Sponsors Dublin City Council Arts Council of Ireland Fire Canon Ireland

Sergey Sergeev, Pilgrimage

Sergey Sergeev, Pilgrimage

On the last Sunday of July- thousands and thousands of people, year after year make the same journey. Their goal is to reach the top of the Reek – that’s what local people call the sacred mountain of Ireland – Croagh Patrick. Right at the top, there is a small church, which opens only once a year – on Reek’s Sunday. Everyone who makes pilgrimage does it for his or her own reasons – but for all of them – this is a spiritual journey and Sergey wanted to share that feeling with them.

He has been leaving in Ireland for the last 10 years; he passed through good “boom” years and through the very difficult ones like now. Through his pictures Sergey shows us that traditions, spirituality and heritage are still kept alive. He also keeps the traditions in photography – that’s the reason why he uses the black&white film that gives us the feeling of the space and emotions. Sergey develops and prints his photographs by himself, using the same formulas as they were in the beginning of the 20th century.

The prints are made on the paper with a high content of silver in the emulsion, the same way as it was done in 1950-1960th. It helps to get the sense of the time and space.

Sergey Sergeev

Sergey was born on the South West region of USSR, near the Black Sea, in 1973. He received his first camera at the age 10 and with help from his uncle – who was a keen amateur – he started taking photographs, developing films and making his own prints. Photography was a vey popular hobby at that time and he spent hours in an improvised darkroom, which was a bathroom.

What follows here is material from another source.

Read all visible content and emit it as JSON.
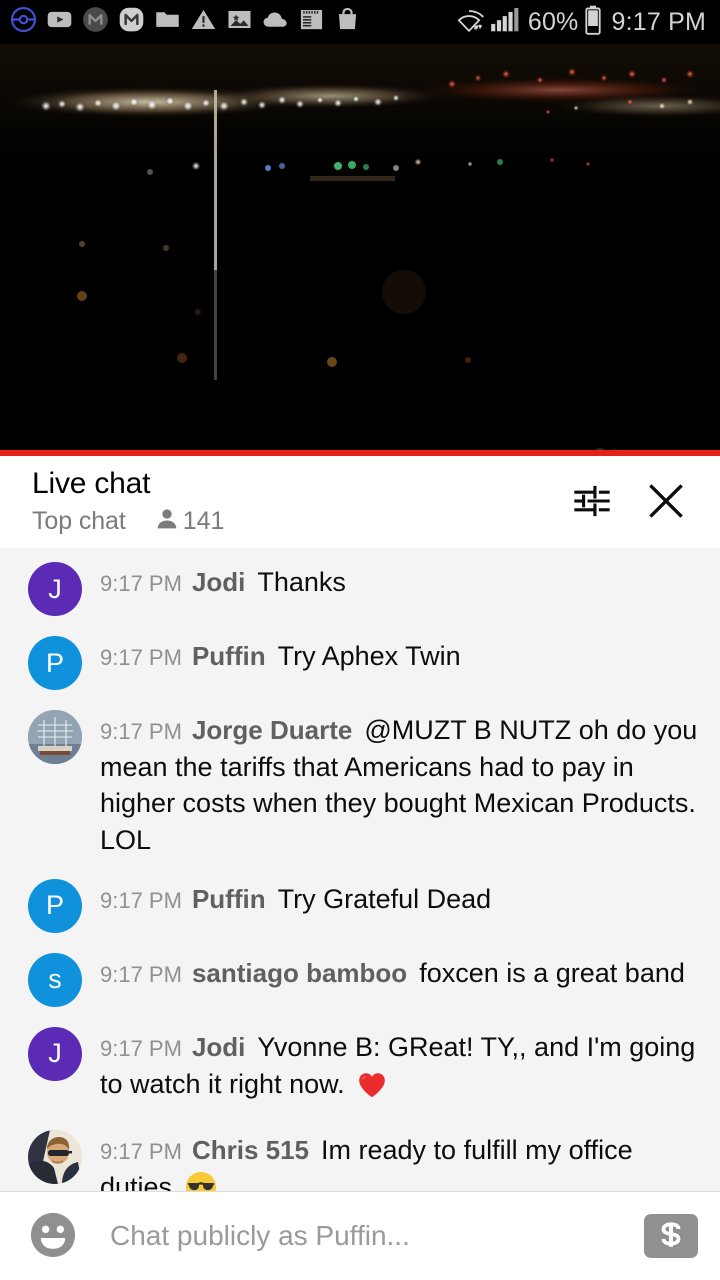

He is a self- educated photographer relying on the extensive photography library, workshops and private lessons from other successful photographers. As many others – he followed the technological progress and switched to digital photography only to find that he prefer the hands-on process and switched back to analog photography. Sergey likes the complete control of the process, the feeling when the image appears in front of your eyes. He would like to preserve the old way of making photographs by making his own developers and chemistry using some of the formulas from the end of the 19th to the beginning of the 20th century, producing his own silver gelatin prints.

At the moment Sergey is working on the historical process from the 19th Century – Wet Plate Collodion. It can be compared to the instant photography of Polaroid – when you have a final picture in your hands in a few minutes after it’s taken. Depending on the type of work he does – he use all sorts of formats: from 35 mm for the street photography to 5×7 view camera for portraits and architecture.

He has been living in Ireland since 2001. The first few years Sergey spent in the West, Co. Mayo, since 2006 he has been settled in Greystones , Co Wicklow.